Aside from the test results, I'm 20 and, as stated above, was diagnosed about 2 1/2 months ago.  Even though I'm 20, my mom is really paranoid and worried and I always tell her not to because I have everything under control.  I understand that you're worried and that is definitely normal, but I can assure you that, unfortunately, what you and your son are experiencing are fairly normal.  As someone said before me, your son is currently going through what is called the honeymoon stage.  This means that his body is still trying to produce insulin and trying to function properly as if his body is fine.  Sometimes, the pancreas will succeed and produce the insulin and other times it won't.  That is why after some meals his numbers are good and after others they are bad.  It has nothing to do with what he eats.  Since he isn't on any rapid acting insulin, you guys can't make adjustments to make his blood sugar level drop back to normal after a meal.  Trust me, for a 4 year old it's great that you don't have to use a rapid acting insulin yet, but it makes controlling everything much more difficult.  I use both Lantus and Humalog (rapid acting) and give myself 4 injections per day, and my numbers usually end up too low because my body is still trying to produce insulin.  I think it is much better for your son to be a little on the high side and only take Lantus, than have to take more injections and go too low multiple times.
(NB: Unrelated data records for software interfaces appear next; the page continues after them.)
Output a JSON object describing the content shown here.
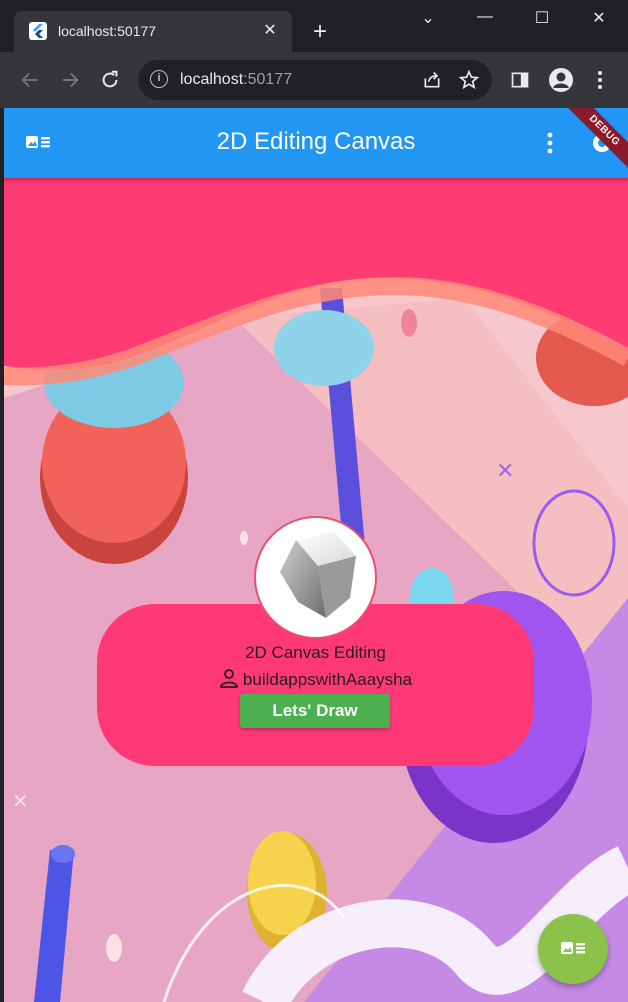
{
  "browser": {
    "tab_title": "localhost:50177",
    "url_host": "localhost",
    "url_port": ":50177",
    "controls": {
      "minimize": "—",
      "maximize": "☐",
      "close": "✕",
      "tab_close": "✕",
      "new_tab": "+",
      "tab_menu": "⌄"
    }
  },
  "appbar": {
    "title": "2D Editing Canvas",
    "debug_banner": "DEBUG",
    "color": "#2196f3"
  },
  "card": {
    "title": "2D Canvas Editing",
    "author": "buildappswithAaaysha",
    "button_label": "Lets' Draw",
    "card_color": "#ff3975",
    "button_color": "#4caf50"
  },
  "fab": {
    "color": "#8bc34a",
    "icon": "image-list-icon"
  }
}
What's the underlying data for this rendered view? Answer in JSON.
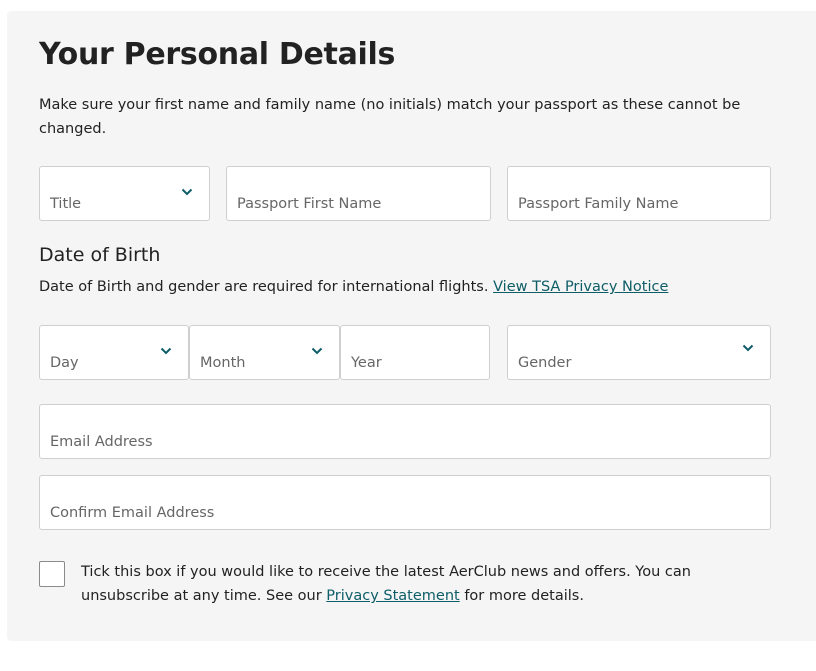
{
  "form": {
    "title": "Your Personal Details",
    "intro": "Make sure your first name and family name (no initials) match your passport as these cannot be changed.",
    "fields": {
      "title": "Title",
      "first_name": "Passport First Name",
      "family_name": "Passport Family Name",
      "day": "Day",
      "month": "Month",
      "year": "Year",
      "gender": "Gender",
      "email": "Email Address",
      "confirm_email": "Confirm Email Address"
    },
    "dob": {
      "heading": "Date of Birth",
      "note": "Date of Birth and gender are required for international flights.",
      "link": "View TSA Privacy Notice"
    },
    "consent": {
      "checked": false,
      "text": "Tick this box if you would like to receive the latest AerClub news and offers. You can unsubscribe at any time. See our",
      "link": "Privacy Statement",
      "suffix": "for more details."
    }
  },
  "colors": {
    "card_background": "#f5f5f5",
    "link": "#0e5d67",
    "chevron": "#0e5d67",
    "field_border": "#cfcfcf"
  },
  "icons": {
    "dropdown": "chevron-down-icon"
  }
}
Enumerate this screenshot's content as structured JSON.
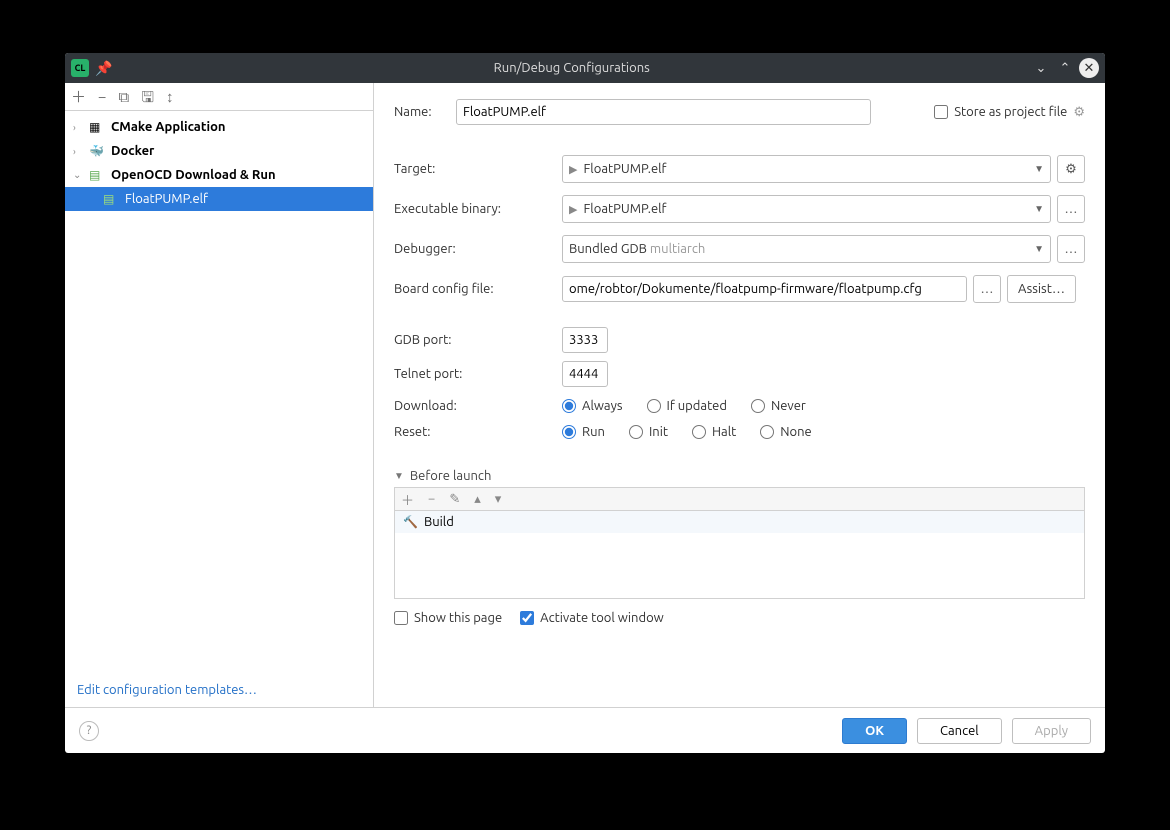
{
  "window": {
    "title": "Run/Debug Configurations"
  },
  "tree": {
    "cmake": "CMake Application",
    "docker": "Docker",
    "openocd": "OpenOCD Download & Run",
    "selected": "FloatPUMP.elf"
  },
  "editLink": "Edit configuration templates…",
  "form": {
    "nameLabel": "Name:",
    "nameValue": "FloatPUMP.elf",
    "storeLabel": "Store as project file",
    "targetLabel": "Target:",
    "targetValue": "FloatPUMP.elf",
    "execLabel": "Executable binary:",
    "execValue": "FloatPUMP.elf",
    "debuggerLabel": "Debugger:",
    "debuggerValue": "Bundled GDB",
    "debuggerExtra": "multiarch",
    "boardLabel": "Board config file:",
    "boardValue": "ome/robtor/Dokumente/floatpump-firmware/floatpump.cfg",
    "assist": "Assist…",
    "gdbPortLabel": "GDB port:",
    "gdbPortValue": "3333",
    "telnetLabel": "Telnet port:",
    "telnetValue": "4444",
    "downloadLabel": "Download:",
    "dl_always": "Always",
    "dl_ifupdated": "If updated",
    "dl_never": "Never",
    "resetLabel": "Reset:",
    "r_run": "Run",
    "r_init": "Init",
    "r_halt": "Halt",
    "r_none": "None",
    "beforeLaunch": "Before launch",
    "buildItem": "Build",
    "showPage": "Show this page",
    "activateTool": "Activate tool window"
  },
  "footer": {
    "ok": "OK",
    "cancel": "Cancel",
    "apply": "Apply"
  }
}
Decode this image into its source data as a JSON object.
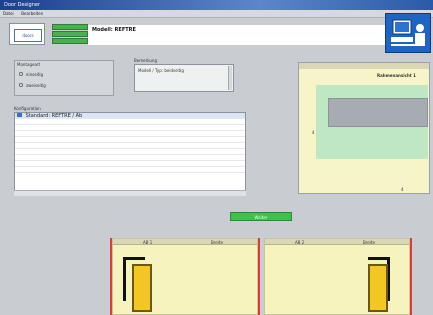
{
  "window": {
    "title": "Door Designer"
  },
  "menu": [
    "Datei",
    "Bearbeiten"
  ],
  "header": {
    "logo_text": "doors",
    "product_title": "Modell: REFTRE",
    "green_fields": [
      "",
      "",
      ""
    ]
  },
  "left_panel": {
    "mounting_label": "Montageart",
    "options": [
      "einseitig",
      "zweiseitig"
    ],
    "remarks_label": "Bemerkung",
    "remarks_value": "Modell / Typ: beidseitig",
    "list_label": "Konfiguration",
    "list_items": [
      "Standard: REFTRE / Ab"
    ]
  },
  "preview": {
    "title": "Rahmenansicht 1",
    "dimension_x": "4",
    "dimension_y": "4"
  },
  "actions": {
    "primary": "Weiter"
  },
  "cards": [
    {
      "label_left": "AB 1",
      "label_right": "Breite"
    },
    {
      "label_left": "AB 2",
      "label_right": "Breite"
    }
  ],
  "colors": {
    "titlebar": "#1d3f8f",
    "accent_green": "#48b04f",
    "preview_yellow": "#f7f5c8",
    "door_yellow": "#f2c623"
  }
}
Also, I've learned noticed that for me, it is much more difficult to tell when my sugar is high because I'm still in the honeymoon stage.  From talking to my diabetic friends, once I'm out of it, it will become much more obvious and it will be the same every time I am high.  It's great that you notice a change in your son sometimes but it in time you should be able to notice every time. 

I know it's frustrating but keep up the good work because it will become much easier in time.  I know it's hard but unfortunately, it's something every diagnosed person goes through.  It's going to get easier and make much more sense, it's just a huge learning process and for young kids, it's much harder to grasp at first.  Best of luck to you and your son.


By the way, like I said, I'm new at all of this so if my advice and information is a little off, I do apologize.  Maybe other people can help teach me something as well!

Thank you for you post. The last time he had his insulin and c-peptide tested was when he was first diagnosed, and they were much lower than this time around. He was fasting for the test and not on any insulin, so that is most likely why they were much lower at the time. I have a sister in law (brother's wife) who is 34 and has been type 1 since she was 12 years old, and she said even after all this time she still doesn't understand it sometimes! About a month ago his endo. wanted him to go on Novolog because of how high his numbers were going. Every time he gets sick his numbers go higher and higher and don't quite return to what the levels were pre-sickness. He had bronchitis about 2 months ago and also had to use a nebulizer (albuterol, no steroids) and at one point his number went up to 475. But it returned to normal by the morning. SInce then he's had normal morning numbers, but about 85-90% of the time he's in the 200's. SInce his numbers do drop by itself his endo. doesn't want him to go on it yet, but on the other hand there are times when I really think he should be on it because of how miserable he feels.